**Work task**: The answer must be every line of the records below that contains the word "true", copied out.

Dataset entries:
Segment Open
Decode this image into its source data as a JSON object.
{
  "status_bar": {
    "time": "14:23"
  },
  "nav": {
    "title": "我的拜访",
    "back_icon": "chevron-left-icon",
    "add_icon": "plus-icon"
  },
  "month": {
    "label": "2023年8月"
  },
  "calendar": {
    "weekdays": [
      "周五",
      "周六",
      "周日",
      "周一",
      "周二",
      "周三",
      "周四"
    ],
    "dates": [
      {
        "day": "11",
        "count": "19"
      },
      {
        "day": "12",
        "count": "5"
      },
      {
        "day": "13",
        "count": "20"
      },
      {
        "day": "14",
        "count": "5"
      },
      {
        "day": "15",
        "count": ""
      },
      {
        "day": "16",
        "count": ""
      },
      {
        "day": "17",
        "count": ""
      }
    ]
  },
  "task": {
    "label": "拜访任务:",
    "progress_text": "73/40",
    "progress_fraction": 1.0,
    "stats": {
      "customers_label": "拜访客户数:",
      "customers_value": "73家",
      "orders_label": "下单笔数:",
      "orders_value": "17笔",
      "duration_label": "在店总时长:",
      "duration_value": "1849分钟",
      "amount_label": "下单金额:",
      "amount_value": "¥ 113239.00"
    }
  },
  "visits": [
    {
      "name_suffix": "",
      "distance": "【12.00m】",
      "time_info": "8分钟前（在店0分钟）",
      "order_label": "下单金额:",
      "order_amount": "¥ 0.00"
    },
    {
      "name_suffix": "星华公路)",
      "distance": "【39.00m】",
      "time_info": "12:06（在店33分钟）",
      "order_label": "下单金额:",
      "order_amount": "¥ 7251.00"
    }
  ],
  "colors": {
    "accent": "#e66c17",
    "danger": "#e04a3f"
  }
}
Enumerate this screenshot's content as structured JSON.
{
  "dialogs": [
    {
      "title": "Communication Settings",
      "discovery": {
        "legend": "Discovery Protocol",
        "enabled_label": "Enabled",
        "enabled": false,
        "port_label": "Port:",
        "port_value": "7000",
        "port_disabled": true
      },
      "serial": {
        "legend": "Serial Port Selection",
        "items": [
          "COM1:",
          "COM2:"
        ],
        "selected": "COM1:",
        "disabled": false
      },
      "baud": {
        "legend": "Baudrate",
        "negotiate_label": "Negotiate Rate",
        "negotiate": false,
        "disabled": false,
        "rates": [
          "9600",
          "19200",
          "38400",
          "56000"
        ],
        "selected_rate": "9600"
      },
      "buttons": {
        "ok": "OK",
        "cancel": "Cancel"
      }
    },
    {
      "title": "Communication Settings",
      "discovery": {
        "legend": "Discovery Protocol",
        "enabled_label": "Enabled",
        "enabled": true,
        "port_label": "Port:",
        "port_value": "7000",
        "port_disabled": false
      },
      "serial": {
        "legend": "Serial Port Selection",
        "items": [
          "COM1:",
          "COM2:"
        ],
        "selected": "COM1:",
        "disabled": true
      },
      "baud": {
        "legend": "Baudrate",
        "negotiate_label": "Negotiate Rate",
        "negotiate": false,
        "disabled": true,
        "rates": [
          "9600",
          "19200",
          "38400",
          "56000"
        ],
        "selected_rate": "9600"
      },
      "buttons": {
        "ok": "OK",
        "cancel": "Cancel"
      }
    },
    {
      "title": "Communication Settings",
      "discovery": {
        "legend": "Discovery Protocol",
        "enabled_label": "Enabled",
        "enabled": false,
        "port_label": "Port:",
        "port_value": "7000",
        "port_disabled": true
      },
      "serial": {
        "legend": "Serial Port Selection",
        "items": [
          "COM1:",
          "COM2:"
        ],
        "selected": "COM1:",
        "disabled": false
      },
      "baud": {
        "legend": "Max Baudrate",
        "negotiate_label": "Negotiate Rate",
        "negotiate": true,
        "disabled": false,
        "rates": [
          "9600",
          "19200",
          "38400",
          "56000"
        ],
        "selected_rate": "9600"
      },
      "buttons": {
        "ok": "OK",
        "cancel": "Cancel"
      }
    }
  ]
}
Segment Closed
**Task answer**:
        "port_disabled": true
        "enabled": true,
        "disabled": true
        "disabled": true,
        "port_disabled": true
        "negotiate": true,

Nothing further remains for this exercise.